Author + information
- Received January 7, 1991
- Revision received April 17, 1991
- Accepted April 28, 1991
- Published online November 1, 1991.
- Lee N. Benson, MD, FRCP(C), FACC∗,
- Frank Hamilton, MEST,
- Himansu Dasmahapatra, FRCS,
- Marlene Rabinowitch, MD, FRCP(C), FACC,
- John C. Coles, MD, FRCS(C) and
- Robert M. Freedom, MD, FRCP(C), FACC
- ↵∗Address for reprints: Lee N. Benson, MD, 555 University Avenue, Toronto, Ontario, Canada M5G 1X8.
Conventional therapy to treat peripheral pulmonary artery stenosis (surgery or balloon angioplasty) has been frustrating. Recently a variety of peripheral vascular stenoses, in which conventional approaches are disappointing, have become amenable to therapy with the use of a balloon-expandable endovascular stent. This experimental study was designed to assess the application of such a prosthesis in artificially created pulmonary artery stenoses.
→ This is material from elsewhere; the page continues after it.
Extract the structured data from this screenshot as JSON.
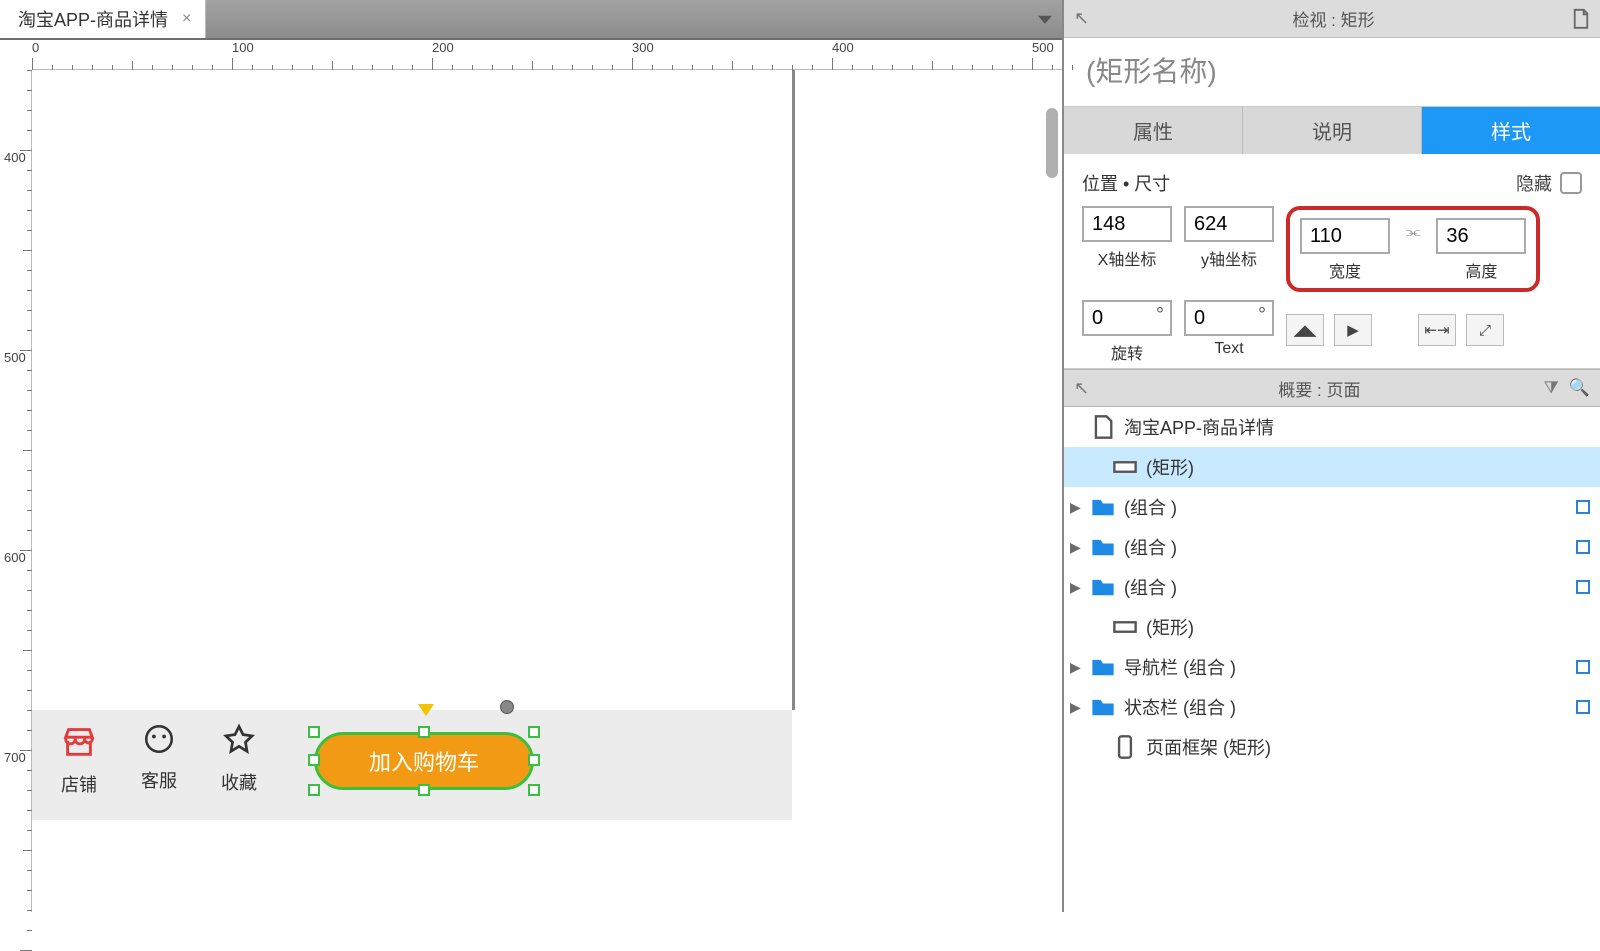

In 9 of 12 2-week old pigs, left pulmonary artery stenosis was surgically created (3.9 ± 1.1 mm diameter and 7 ± 1 mm Hg mean gradient). At 6.8 ± 1 weeks of age (13 ± 4 kg), percutaneous (femoral venous) implantation of a 3-cm long balloon-expandable (maximal diameter 18 mm) stent (three placed into normal pulmonary artery branches) using a 3-cm × 10-mm balloon dilating catheter was achieved without technical difficulties. Stenoses were enlarged to 8.3 ± 1.4 mm with a decrease in mean gradient to 1 ± 1 mm Hg that was maintained through 3.5 months of follow-up.
Histologic and electron micrographic studies identified normalappearing neoendothelial layering over stent struts without intraluminal or peripheral thrombus formation and nonobstructed side branching to lung subsegments. These findings support the application of this approach in the treatment of pulmonary stenosis that is not amenable to conventional therapy.
☆ This study was supported by a grant from the Department of Paediatrics, The Hospital for Sick Children, Toronto, Canada.
- Received January 7, 1991.
- Revision received April 17, 1991.
- Accepted April 28, 1991.